Friday, February 3, 2017
Sitting Too Much Ages You by Eight Years.
Sit less, move more. It's a motto worth repeating, especially as research accumulates showing just how detrimental prolonged sitting is for your body. Diabetes, obesity, heart disease, cancer and premature death are just some of the chronic conditions linked to sitting too much, and a new study hints at why: Being sedentary for long periods of time each day appears to accelerate aging at the cellular level. Among close to 1,500 older women included in the study, those who sat the longest were, on average, eight years older, biologically speaking, than women who moved around more often. Researchers from the University of California, San Diego (UCSD) School of Medicine gave activity trackers to a group of 64- to 95-year-old women and questioned them about their activity. Those who sat for more than 10 hours a day and got less than 40 minutes of moderate-to-vigorous physical activity had shorter telomeres. Every time a cell divides, the telomeres get shorter, which is why they're used as a measure of biological aging. Eventually, the telomeres become so short that the cell can no longer divide and dies. For this reason, telomeres are also sometimes compared to a lit bomb fuse In the women who sat for 10-plus hours a day, the telomere shortening was equivalent to about eight years of aging. In other words, too much sitting accelerated the aging process by about eight years.
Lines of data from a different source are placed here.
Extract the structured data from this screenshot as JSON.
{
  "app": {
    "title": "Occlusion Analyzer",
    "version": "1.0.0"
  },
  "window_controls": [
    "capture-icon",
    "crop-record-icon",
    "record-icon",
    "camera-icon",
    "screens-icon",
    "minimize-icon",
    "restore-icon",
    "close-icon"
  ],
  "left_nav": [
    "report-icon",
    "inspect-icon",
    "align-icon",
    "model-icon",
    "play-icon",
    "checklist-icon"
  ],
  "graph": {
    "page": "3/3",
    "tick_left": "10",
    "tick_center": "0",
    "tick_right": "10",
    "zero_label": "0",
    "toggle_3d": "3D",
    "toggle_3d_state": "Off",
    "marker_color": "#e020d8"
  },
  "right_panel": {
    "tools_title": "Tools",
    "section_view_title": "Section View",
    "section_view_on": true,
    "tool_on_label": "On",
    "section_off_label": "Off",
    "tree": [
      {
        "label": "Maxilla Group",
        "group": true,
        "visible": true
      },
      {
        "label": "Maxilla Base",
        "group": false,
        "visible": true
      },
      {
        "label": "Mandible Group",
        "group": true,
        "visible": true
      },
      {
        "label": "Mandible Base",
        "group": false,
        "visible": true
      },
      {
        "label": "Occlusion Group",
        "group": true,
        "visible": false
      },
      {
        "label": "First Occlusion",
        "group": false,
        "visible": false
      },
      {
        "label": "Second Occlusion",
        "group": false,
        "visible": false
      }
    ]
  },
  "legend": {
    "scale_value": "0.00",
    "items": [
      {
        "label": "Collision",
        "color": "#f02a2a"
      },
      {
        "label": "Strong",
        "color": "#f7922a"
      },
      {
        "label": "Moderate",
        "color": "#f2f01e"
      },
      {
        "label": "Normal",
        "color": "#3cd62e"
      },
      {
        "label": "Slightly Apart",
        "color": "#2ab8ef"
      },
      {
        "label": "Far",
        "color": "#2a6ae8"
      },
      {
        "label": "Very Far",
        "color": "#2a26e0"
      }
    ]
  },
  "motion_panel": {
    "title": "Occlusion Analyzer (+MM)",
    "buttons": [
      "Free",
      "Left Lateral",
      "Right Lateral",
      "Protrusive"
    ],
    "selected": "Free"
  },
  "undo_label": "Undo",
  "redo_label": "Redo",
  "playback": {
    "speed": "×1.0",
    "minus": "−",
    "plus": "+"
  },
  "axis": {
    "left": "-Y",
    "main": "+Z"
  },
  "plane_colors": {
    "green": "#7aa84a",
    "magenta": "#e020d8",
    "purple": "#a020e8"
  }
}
Short telomeres have also been linked with chronic diseases such as cancer, heart disease and diabetes.more